- Set up your social media — carefully. Don’t make names like NewCompany123.
- Free drag and drop website builders like Wix can work for basic sites, but we wouldn’t recommend using them in the long run if you need anything complex. At Starship, we usually build sites off WordPress or other similar platforms for clients using agency tools, but web development and design is difficult for many clients to understand. If you need eCommerce capacity, try Shopify.
Here’s another part where you usually call in professional help. You do need a coherent branding and social media strategy, or you might be throwing in good money for nothing. If you want to give it a shot, though, here are some basic tips:
- Read the guidelines of the platform you’re intending to use.
- Research which platform works for your target audience. Different people use Facebook, Instagram, TikTok, Twitter, and others.
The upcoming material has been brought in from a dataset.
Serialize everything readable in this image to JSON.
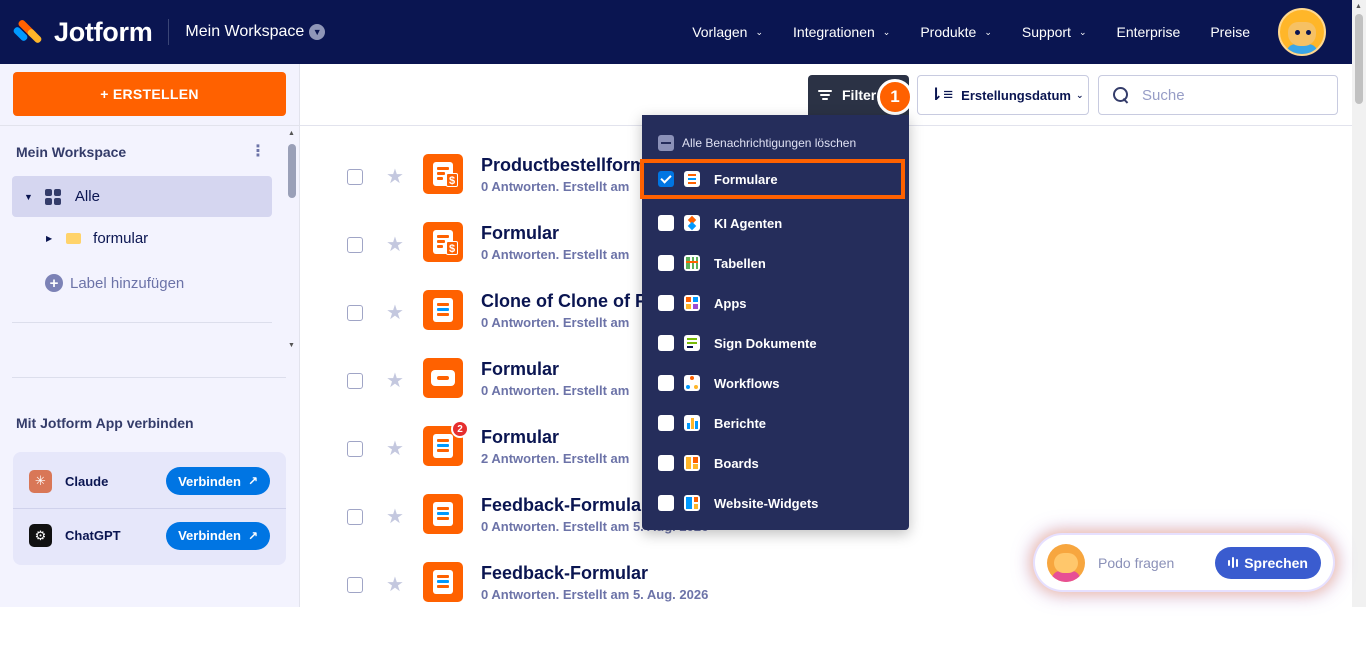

- Facebook’s ad manager is free to sign up to, and in its basic form, is fairly easy to understand. You can target audiences by interests, geographic location, and more. Take a look.
- Think about what you want your ads to do, and set yourself some realistic goals (we call them Key Performance Indicators). Do you want to drive more people to your website? Do you want people to buy a product? The more you can drill down on your goals, the easier they will be to meet, and the more effective your advertising will be.
You Get What You Pay For
As with most things in life, you get what you pay for — but sometimes, there’s only so much you can pay for at the start, and that’s completely OK. There’s only so much you can do from home, and besides, it’s important to get the basics down anyway. Getting a headstart on all of the above will help you build your own understanding of what you’re trying to do as a business, as well as get you a foot through the door. Once you get some traction, you can bring in the big guns.
Looking for more advice? Give us a call. We’re here to help.